Cluster sets have been used by Olympic lifters for decades. The purpose of cluster-work is to use intra-set rests between reps to increase volume with appreciable loading while maintaining movement quality. Although I don't use cluster sets more than a few times a month, I've found their use to be effective with (from a hypertrophy standpoint) with movements like pull-ups, dips, and dead-stop movements.

Here are a few examples:

  • Fat Grip Pull-up Clusters: 5 x 3.2.1 (10s). Rest 2 minutes. *You'll rest 10s between sets and then 2 minutes after all 3 cluster-sets.
  • Bench Press Off of Pins: Build to a heavy 1.1.1 (5s). Rest 2 minutes.
  • Bar Dips: 4 x 3.3.3 (10s). Rest 2 minutes.
  • Front Squat: 5 x 1.1.1 (20s). Rest 3 minutes.

You can vary the sets/reps/movement choice, but keep in mind that as a general rule of thumb we'll be resting between 10 to 20 seconds between clusters. While cluster sets are an easy way to add volume, this work will likely take the place of your max-effort work and are not done in conjunction with maximal-effort work. With general population programming, cluster sets have been very effective to improve neuromuscular efficiency, so I couldn't help but mention them in this article.

How Often to Re-Test?

With an endless supply of variations, it gets easy to always perform new stuff and forget about the old stuff. This is a mistake. Keep track of all your records and rotate your variations every 12 to 16 weeks. This is enough time to see a measurable difference. On the other hand, it may show you that what you've been doing isn't working, and it's time to re-evaluate. 

Putting it All Together

Hopefully, that gives you some ideas on how to efficiently add some higher-rep work to your programming. Keep in mind that more is not always more and that you can incur plenty of volume via special exercises.
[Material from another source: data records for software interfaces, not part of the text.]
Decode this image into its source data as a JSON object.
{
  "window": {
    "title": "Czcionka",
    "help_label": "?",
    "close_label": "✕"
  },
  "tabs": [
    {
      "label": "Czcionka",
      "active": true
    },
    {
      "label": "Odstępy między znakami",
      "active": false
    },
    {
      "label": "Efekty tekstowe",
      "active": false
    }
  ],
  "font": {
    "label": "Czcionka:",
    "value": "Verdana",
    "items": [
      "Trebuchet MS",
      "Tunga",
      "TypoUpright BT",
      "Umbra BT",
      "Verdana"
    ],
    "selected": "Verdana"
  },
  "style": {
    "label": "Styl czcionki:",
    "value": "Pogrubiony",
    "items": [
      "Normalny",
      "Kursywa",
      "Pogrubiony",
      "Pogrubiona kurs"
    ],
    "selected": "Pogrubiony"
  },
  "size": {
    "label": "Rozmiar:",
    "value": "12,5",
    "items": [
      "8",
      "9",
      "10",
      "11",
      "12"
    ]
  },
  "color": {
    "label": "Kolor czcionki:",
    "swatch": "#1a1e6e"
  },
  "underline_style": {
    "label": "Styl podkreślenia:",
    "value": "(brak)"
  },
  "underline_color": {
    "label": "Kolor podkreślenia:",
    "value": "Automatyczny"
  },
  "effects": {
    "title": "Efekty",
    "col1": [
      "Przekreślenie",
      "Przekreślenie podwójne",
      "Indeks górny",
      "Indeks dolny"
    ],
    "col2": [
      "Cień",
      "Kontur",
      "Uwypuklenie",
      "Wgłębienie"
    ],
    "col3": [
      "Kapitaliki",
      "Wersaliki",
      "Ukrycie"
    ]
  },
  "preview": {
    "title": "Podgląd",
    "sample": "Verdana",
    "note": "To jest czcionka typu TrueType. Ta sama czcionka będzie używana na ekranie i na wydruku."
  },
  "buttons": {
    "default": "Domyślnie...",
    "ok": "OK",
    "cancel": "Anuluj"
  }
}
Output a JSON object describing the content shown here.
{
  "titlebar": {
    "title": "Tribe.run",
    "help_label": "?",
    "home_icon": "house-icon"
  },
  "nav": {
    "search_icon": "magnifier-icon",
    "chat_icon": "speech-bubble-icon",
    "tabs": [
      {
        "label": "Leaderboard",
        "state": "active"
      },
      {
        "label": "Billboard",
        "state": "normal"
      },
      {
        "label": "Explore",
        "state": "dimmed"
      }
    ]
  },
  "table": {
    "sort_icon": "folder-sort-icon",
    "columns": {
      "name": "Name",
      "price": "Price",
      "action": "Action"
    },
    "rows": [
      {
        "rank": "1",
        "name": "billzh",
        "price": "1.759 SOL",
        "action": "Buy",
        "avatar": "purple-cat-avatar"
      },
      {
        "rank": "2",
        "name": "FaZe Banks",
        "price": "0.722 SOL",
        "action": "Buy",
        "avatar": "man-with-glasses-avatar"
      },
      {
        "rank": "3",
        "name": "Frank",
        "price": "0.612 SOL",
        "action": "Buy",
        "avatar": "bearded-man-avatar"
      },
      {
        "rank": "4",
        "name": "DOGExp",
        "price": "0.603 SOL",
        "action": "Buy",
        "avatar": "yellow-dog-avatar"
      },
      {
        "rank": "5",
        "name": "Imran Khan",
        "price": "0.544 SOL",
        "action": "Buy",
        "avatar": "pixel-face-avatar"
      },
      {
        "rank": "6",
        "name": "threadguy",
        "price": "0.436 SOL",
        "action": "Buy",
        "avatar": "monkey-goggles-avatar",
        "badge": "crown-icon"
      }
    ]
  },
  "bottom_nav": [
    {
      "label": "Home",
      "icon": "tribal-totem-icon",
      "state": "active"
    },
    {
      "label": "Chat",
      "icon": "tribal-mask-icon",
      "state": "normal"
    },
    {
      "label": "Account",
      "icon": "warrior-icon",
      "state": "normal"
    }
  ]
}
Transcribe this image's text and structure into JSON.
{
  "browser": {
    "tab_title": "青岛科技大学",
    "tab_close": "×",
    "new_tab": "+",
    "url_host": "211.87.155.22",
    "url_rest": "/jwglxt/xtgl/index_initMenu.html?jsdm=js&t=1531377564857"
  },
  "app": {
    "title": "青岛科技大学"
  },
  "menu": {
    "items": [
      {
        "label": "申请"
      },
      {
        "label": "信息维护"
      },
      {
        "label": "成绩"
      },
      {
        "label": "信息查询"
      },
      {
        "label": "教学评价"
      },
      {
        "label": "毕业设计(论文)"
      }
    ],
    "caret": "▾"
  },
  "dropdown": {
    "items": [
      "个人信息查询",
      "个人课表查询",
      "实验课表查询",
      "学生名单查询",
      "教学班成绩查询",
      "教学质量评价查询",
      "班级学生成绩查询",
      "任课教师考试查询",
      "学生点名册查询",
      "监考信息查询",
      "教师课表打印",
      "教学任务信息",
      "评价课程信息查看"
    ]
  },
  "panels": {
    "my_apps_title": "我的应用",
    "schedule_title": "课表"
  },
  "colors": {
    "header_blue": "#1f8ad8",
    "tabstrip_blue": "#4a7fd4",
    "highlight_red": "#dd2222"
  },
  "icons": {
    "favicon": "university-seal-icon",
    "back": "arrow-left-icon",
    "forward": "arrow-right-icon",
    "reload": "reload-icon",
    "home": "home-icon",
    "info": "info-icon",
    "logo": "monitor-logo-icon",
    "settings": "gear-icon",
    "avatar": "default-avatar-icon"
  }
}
But adding some higher-rep work is definitely fun and can have a profound effect on the results you're getting, specifically for newer athletes who could benefit from some simple barbell work to reinforce good movement patterns.

The conjugate method works so well because it prioritizes a rotation of variations and special exercises, so anytime you're trying to add more volume, remember that there is a cost of doing so. It can be as easy as simply rotating in higher-rep maxes from time-to-time or using your ramp-up sets to add a little more volume.